- **Task description**:
Without any pictures, print the lines below from the one that has "What data populates" through the one that has "Extract the structured", exactly and nothing else.

- **Supplied entries**:
Start of Block
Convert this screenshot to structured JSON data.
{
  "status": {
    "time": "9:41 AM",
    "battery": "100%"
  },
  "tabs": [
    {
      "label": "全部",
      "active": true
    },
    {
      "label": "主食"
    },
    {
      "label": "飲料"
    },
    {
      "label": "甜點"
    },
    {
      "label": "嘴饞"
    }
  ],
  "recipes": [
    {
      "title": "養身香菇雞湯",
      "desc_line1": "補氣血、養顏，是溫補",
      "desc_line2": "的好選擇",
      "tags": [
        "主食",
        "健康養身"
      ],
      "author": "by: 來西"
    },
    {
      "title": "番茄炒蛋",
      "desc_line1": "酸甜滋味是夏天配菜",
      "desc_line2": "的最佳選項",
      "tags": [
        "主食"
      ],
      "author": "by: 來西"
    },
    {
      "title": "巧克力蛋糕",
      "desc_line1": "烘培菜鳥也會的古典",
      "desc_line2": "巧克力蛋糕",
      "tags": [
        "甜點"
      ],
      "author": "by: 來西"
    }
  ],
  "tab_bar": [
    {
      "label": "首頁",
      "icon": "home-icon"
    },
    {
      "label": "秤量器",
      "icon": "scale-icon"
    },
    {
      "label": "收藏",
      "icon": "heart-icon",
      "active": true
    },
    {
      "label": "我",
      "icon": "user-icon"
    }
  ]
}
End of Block
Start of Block
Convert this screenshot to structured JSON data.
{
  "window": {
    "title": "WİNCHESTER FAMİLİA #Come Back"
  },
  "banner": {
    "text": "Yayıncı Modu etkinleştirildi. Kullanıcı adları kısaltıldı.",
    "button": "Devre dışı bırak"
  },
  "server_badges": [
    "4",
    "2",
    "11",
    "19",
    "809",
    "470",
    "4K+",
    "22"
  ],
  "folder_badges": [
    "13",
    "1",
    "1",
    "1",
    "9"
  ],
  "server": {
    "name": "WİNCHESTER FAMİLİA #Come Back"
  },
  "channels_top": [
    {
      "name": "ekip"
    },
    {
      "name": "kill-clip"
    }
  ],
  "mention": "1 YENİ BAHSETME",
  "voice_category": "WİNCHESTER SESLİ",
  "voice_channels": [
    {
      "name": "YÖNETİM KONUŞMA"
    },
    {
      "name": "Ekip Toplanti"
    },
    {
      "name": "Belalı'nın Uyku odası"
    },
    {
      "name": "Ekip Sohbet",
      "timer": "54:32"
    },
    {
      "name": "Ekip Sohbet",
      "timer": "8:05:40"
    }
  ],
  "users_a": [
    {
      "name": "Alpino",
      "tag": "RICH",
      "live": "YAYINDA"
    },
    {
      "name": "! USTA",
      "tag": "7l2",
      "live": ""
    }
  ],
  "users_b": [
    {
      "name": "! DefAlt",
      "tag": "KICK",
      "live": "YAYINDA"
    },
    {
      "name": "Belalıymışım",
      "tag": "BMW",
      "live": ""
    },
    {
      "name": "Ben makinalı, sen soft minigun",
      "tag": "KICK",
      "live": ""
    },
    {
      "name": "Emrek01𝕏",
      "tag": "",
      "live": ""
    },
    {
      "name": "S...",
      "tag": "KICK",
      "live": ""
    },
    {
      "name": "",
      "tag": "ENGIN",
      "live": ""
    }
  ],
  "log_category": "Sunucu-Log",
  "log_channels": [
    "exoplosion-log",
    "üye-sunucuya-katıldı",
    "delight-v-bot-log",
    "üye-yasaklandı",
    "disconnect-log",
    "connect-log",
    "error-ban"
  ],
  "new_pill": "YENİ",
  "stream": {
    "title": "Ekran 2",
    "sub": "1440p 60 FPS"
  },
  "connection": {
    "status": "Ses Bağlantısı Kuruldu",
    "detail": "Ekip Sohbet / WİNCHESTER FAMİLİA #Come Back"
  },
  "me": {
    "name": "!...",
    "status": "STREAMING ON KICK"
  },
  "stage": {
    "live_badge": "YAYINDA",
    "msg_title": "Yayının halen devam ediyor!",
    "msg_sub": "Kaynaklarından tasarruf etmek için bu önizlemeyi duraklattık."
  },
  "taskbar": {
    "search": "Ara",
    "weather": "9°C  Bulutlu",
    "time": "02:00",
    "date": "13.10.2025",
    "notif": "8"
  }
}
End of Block
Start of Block
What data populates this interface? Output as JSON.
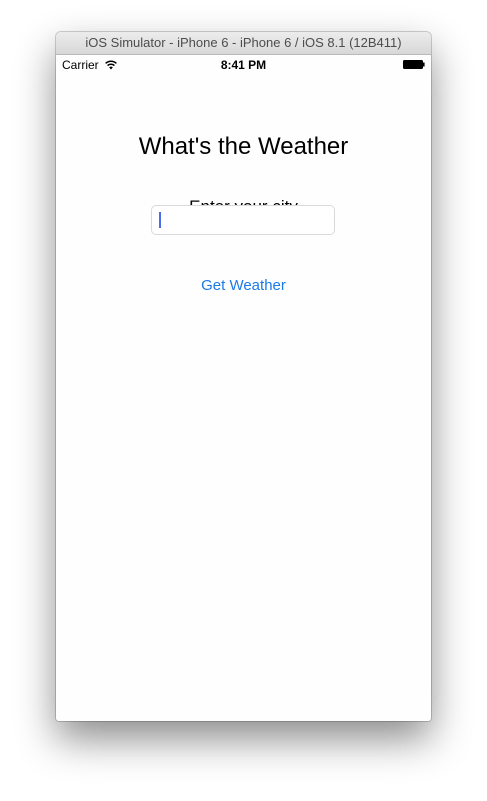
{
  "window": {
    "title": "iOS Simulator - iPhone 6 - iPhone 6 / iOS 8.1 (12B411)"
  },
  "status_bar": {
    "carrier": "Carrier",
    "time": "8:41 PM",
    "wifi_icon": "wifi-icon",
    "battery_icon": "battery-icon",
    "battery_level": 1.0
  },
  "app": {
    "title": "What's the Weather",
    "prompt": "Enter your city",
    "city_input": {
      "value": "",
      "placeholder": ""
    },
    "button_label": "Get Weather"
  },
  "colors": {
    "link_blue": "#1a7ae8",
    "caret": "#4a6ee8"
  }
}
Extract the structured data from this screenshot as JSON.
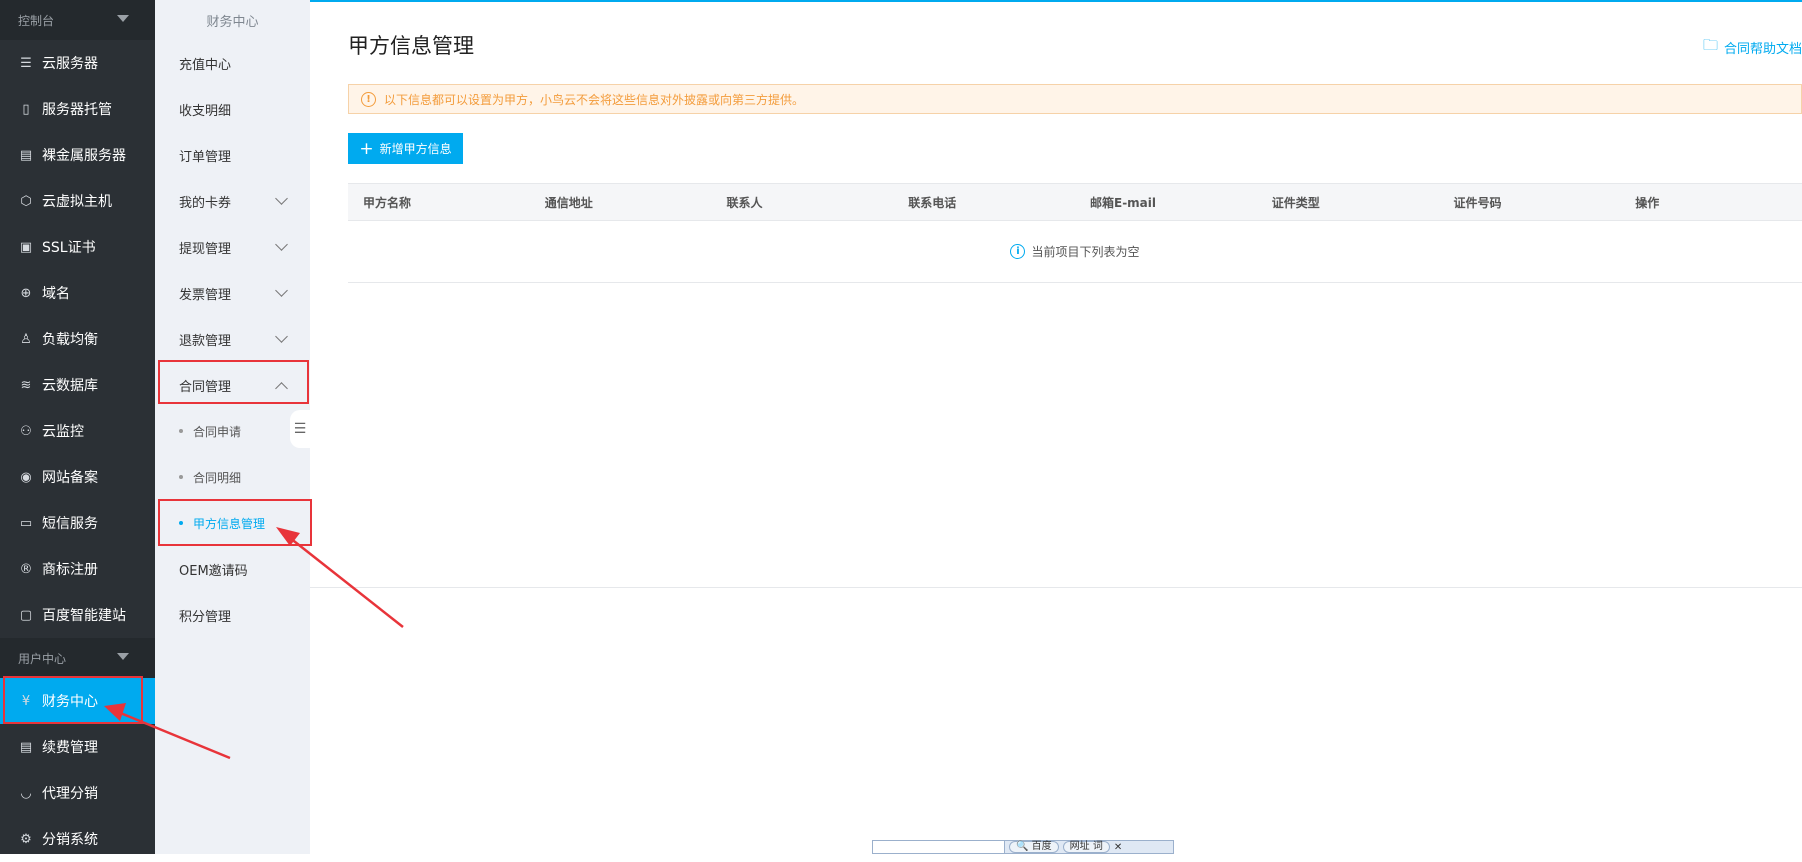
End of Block
- **Answer for the task**:
What data populates this interface? Output as JSON.
{
  "window": {
    "title": "iOS Simulator - iPhone 6 - iPhone 6 / iOS 8.1 (12B411)"
  },
  "status_bar": {
    "carrier": "Carrier",
    "time": "8:41 PM",
    "wifi_icon": "wifi-icon",
    "battery_icon": "battery-icon",
    "battery_level": 1.0
  },
  "app": {
    "title": "What's the Weather",
    "prompt": "Enter your city",
    "city_input": {
      "value": "",
      "placeholder": ""
    },
    "button_label": "Get Weather"
  },
  "colors": {
    "link_blue": "#1a7ae8",
    "caret": "#4a6ee8"
  }
}
Extract the structured data from this screenshot as JSON.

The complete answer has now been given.